Perhaps that’s why the writer of the book of Hebrews encourages us to “lay aside every weight, and sin which clings so closely, and let us run with endurance the race that is set before us.” We compartmentalize our lives, thinking that, “Okay, over here is my relationship with God and over there is the rest of my life. I know maybe this thing is not really the thing to do, but it’s not causing any real problems. Everything’s cool.” I wonder if perhaps Solomon thought the same thing. We go to church, we preach truth, we dance, we shout, we prophesy, and speak in tongues; but is there a compartment in our heart where we allow our pet sin to live?

“Search me, O God, and know my heart: try me, and know my thoughts, see if there is any wicked way in me, and lead me in the way everlasting.”
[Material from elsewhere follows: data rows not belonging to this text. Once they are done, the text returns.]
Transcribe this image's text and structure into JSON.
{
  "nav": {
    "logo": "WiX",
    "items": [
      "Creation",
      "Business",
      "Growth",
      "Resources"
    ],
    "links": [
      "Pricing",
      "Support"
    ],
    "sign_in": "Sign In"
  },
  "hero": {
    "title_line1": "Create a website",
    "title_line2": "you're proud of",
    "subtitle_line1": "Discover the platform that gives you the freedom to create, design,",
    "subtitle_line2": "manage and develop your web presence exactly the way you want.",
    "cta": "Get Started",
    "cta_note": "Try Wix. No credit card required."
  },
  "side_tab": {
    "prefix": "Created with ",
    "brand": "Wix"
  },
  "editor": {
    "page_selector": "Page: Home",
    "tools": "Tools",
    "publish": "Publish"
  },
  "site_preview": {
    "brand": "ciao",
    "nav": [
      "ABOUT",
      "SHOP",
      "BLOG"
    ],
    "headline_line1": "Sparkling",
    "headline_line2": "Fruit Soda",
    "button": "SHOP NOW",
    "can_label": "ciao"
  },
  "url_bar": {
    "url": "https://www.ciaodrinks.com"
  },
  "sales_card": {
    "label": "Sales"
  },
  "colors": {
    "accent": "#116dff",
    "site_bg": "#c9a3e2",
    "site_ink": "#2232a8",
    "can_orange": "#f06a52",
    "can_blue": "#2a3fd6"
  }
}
Examine Yourselves (part 2)

Can we know that we have eternal life? If so, how do we know? We have begun a series in order to explore what the Bible has to say about these very questions. (I encourage you to check out part one of Examine Yourselves if   you’ve not done so.)

There use to be a television show called Myth Busters; it may still be airing, I don’t know. Anyhow, this show  took common cultural myths and proved them to be either true or false. I’d like to utilize this format and look at a few common myths there seem to be in regards to salvation. (Sometimes, a good way to find out what something is is to first understand what it is not.)
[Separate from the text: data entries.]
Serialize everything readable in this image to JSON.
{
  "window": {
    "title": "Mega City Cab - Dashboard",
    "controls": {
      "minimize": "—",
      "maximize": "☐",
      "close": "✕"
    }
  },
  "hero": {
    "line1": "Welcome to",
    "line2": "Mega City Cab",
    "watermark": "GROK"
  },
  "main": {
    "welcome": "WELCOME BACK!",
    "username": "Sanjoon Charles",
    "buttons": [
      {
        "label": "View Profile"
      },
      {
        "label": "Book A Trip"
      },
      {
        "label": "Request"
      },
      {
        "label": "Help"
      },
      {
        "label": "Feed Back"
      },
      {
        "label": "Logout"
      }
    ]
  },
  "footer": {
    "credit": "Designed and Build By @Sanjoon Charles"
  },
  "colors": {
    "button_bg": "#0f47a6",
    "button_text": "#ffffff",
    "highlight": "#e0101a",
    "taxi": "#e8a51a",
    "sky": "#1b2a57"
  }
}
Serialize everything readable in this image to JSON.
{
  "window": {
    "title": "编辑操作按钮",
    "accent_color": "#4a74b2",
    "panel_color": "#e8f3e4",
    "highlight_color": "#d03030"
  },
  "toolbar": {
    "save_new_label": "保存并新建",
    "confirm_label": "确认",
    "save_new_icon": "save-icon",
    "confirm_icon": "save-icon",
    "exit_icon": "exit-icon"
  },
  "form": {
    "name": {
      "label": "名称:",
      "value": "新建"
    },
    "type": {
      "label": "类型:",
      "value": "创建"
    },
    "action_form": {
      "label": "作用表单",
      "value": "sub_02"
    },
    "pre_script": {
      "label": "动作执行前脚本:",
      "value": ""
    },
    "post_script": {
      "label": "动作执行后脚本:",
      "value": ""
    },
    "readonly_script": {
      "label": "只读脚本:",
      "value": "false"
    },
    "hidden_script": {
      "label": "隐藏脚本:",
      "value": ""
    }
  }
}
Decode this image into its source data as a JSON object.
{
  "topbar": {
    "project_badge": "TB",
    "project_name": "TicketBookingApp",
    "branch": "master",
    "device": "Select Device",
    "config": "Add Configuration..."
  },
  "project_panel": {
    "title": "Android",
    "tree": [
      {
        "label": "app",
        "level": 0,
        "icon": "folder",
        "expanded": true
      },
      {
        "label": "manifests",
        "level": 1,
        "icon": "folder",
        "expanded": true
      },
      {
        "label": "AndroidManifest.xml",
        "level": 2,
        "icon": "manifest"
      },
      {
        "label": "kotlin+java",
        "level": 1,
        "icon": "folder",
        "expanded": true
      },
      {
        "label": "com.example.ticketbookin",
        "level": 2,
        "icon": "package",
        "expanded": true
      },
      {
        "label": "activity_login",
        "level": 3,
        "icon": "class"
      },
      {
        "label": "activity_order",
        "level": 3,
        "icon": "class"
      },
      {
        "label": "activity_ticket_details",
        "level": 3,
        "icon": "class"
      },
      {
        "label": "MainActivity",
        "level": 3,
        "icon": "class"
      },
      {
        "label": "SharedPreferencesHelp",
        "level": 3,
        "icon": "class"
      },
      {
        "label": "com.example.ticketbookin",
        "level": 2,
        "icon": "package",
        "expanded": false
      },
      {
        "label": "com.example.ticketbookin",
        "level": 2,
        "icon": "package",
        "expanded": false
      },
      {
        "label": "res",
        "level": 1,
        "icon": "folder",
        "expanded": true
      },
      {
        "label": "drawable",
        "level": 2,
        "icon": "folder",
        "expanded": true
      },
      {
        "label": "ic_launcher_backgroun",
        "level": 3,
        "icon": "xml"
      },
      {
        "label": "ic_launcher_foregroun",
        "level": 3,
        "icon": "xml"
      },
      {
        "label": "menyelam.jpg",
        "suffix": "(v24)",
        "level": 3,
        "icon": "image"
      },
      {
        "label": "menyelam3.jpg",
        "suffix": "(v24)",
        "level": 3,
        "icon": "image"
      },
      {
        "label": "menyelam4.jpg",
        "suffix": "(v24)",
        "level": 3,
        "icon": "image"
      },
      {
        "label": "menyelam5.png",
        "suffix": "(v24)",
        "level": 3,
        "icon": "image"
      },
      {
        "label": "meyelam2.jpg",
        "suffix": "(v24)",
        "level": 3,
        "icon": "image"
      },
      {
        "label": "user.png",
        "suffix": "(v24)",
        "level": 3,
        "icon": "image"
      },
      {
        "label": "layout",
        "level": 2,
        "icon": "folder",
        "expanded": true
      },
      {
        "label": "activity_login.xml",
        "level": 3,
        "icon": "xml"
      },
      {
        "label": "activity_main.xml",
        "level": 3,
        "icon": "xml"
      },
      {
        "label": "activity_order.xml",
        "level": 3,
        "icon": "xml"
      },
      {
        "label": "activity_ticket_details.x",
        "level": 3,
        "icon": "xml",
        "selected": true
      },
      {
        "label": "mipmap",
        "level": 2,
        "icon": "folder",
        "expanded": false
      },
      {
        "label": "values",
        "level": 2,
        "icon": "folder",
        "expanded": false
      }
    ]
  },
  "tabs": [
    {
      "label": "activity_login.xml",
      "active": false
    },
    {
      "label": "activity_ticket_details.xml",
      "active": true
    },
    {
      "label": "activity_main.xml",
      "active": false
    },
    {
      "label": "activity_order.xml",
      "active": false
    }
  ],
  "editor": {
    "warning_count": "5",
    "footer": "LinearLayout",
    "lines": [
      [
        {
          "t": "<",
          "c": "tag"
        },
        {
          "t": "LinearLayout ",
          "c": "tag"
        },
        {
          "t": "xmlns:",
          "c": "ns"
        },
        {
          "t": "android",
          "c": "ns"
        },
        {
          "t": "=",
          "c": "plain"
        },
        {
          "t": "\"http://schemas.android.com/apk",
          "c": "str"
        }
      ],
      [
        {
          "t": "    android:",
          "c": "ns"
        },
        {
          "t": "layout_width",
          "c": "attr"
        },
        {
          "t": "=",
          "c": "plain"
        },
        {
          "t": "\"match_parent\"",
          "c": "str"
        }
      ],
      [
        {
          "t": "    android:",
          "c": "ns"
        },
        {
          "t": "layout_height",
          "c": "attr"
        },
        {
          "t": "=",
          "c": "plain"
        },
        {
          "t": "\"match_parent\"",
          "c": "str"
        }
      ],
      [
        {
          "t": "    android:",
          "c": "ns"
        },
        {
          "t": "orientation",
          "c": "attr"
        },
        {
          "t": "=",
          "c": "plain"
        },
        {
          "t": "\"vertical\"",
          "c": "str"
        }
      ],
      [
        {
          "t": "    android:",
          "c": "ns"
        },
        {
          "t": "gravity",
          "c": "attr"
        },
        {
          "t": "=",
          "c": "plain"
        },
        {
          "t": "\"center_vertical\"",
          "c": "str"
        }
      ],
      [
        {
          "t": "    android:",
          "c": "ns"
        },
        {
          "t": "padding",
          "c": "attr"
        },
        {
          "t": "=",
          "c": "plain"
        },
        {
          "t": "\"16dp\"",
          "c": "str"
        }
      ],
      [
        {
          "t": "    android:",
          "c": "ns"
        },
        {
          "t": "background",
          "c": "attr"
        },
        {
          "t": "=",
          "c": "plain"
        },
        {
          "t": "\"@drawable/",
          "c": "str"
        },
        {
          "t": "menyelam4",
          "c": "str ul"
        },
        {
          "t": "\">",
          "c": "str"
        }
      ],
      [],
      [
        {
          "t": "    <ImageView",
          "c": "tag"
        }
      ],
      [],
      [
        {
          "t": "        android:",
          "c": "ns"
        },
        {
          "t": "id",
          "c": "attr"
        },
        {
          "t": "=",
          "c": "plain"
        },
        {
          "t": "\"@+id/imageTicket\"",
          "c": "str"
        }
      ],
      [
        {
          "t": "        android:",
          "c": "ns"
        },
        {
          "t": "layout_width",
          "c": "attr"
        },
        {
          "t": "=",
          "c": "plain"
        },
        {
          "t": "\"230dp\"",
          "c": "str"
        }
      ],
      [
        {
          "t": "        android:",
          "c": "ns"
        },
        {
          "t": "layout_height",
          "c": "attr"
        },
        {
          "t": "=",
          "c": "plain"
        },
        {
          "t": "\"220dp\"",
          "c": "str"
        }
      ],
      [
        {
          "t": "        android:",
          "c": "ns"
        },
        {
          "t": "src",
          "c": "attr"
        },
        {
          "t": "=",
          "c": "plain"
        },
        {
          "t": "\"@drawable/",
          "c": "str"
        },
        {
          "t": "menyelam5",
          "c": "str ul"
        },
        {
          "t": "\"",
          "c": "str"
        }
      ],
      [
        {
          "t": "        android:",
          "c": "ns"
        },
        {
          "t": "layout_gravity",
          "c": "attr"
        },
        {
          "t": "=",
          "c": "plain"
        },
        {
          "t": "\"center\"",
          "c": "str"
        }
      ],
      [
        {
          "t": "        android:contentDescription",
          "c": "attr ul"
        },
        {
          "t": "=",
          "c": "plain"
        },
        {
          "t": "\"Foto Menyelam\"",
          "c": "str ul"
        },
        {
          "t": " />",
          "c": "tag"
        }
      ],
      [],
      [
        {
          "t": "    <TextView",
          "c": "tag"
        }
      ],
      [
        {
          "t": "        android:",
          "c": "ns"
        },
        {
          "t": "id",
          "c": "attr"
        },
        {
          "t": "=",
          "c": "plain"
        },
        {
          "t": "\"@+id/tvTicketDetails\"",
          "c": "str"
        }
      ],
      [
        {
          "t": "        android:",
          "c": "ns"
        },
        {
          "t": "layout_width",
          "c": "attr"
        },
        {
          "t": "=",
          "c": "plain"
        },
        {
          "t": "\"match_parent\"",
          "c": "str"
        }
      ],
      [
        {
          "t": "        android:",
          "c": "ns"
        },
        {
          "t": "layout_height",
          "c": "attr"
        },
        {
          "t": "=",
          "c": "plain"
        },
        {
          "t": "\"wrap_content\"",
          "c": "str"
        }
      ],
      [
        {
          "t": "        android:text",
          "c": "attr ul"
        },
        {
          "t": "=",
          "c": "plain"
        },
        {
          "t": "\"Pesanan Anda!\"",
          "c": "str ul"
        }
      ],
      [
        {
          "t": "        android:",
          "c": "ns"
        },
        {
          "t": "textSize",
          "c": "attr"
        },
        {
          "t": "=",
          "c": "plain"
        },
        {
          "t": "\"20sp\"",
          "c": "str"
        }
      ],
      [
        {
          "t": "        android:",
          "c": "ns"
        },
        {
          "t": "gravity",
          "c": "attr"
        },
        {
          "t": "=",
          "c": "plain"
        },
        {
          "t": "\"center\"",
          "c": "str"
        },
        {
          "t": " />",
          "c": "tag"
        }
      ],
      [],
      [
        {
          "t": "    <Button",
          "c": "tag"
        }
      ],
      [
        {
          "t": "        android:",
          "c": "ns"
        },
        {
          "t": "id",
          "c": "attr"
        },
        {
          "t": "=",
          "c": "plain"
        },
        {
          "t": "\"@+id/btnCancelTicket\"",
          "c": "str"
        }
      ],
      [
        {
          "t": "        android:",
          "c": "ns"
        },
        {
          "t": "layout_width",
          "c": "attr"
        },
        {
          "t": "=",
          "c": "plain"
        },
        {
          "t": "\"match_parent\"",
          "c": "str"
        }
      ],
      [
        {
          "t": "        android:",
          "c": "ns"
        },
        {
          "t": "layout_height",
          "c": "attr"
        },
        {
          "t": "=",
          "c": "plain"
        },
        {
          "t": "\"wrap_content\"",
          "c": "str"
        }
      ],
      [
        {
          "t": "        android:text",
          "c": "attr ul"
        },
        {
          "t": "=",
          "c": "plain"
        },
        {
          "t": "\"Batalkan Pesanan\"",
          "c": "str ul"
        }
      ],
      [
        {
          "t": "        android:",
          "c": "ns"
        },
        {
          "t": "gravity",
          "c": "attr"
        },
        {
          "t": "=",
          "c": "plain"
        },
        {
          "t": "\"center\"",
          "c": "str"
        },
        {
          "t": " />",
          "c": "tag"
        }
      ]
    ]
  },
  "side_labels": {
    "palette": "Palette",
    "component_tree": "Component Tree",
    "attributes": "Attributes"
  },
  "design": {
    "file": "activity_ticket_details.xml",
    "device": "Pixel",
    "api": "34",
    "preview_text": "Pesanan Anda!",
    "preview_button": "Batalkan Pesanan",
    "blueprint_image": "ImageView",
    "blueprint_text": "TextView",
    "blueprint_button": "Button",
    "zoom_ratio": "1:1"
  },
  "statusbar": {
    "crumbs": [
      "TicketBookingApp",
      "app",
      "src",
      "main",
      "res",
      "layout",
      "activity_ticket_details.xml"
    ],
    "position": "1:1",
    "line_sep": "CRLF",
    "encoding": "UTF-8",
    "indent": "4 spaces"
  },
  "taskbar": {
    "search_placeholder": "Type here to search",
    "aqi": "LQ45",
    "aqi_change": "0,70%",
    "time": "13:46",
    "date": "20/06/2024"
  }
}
It should be understood that salvation is not merely about making me the best me I can be. In the western church many have reduced salvation to a self help fix all designed to make me feel better about myself.  Our need for salvation has more or less been reduced to believing that I need to come to Jesus because I’m damaged, and if  I come to Christ; I can reach my full potential, I can achieve my divine destiny.  PLEASE DON’T CLICK AWAY JUST YET!!

I heard a “Christian” song the other day and the gist of it was, “Jesus, help me to believe I am beautiful enough for you to have died for.” No beloved, its not all about me! Jesus died on the cross because I have sinned against a holy God, because in my sin; I am alienated from Him. Jesus offered Himself not because I haven’t reached my full potential as a human being, and not because I’ve let myself and others down. No, Isaiah tells me that I  have sinned against a holy God, the best I can be is as filthy rags ( literally, like the rags from a woman’s menstrual cycle) when compared to His holiness, and the suffering Messiah came to bear our sin and be crushed by the judgment of a holy God. Salvation isn’t about getting me back into right relationship with myself; it is about getting me back into restored communion with the Father through faith in Jesus Christ.

Remember Genesis 3? Remember the “serpent’s” comments: “Did God really say you’d die if you ate the fruit from that tree? You wont die! No, you’ll know what He knows; you’ll be just like Him.” And what happened? The same thing that’s happening today: We want to know what God knows. We want to see what He sees. The god in me needs to be realized. We say what Adam and Eve said, “Lord, we want to be like You, we wouldn’t mind being You; we just don’t want You.” Many have reduced the gospel to just a means by which we can realize our own divinity. The cross and the blood are an offense, and no longer culturally relevant.

Please don’t misunderstand me. When you come to Christ, you will most definitely begin to understand who you are, why you were created, and what God has purposed for you. The way you look at yourself will forever be changed.  I’m just trying to say that salvation is not a self-help program. We have been led to believe that everything is about us, when in reality; its all about Jesus- even our salvation (Colossians 1: 13-23).

To be continued….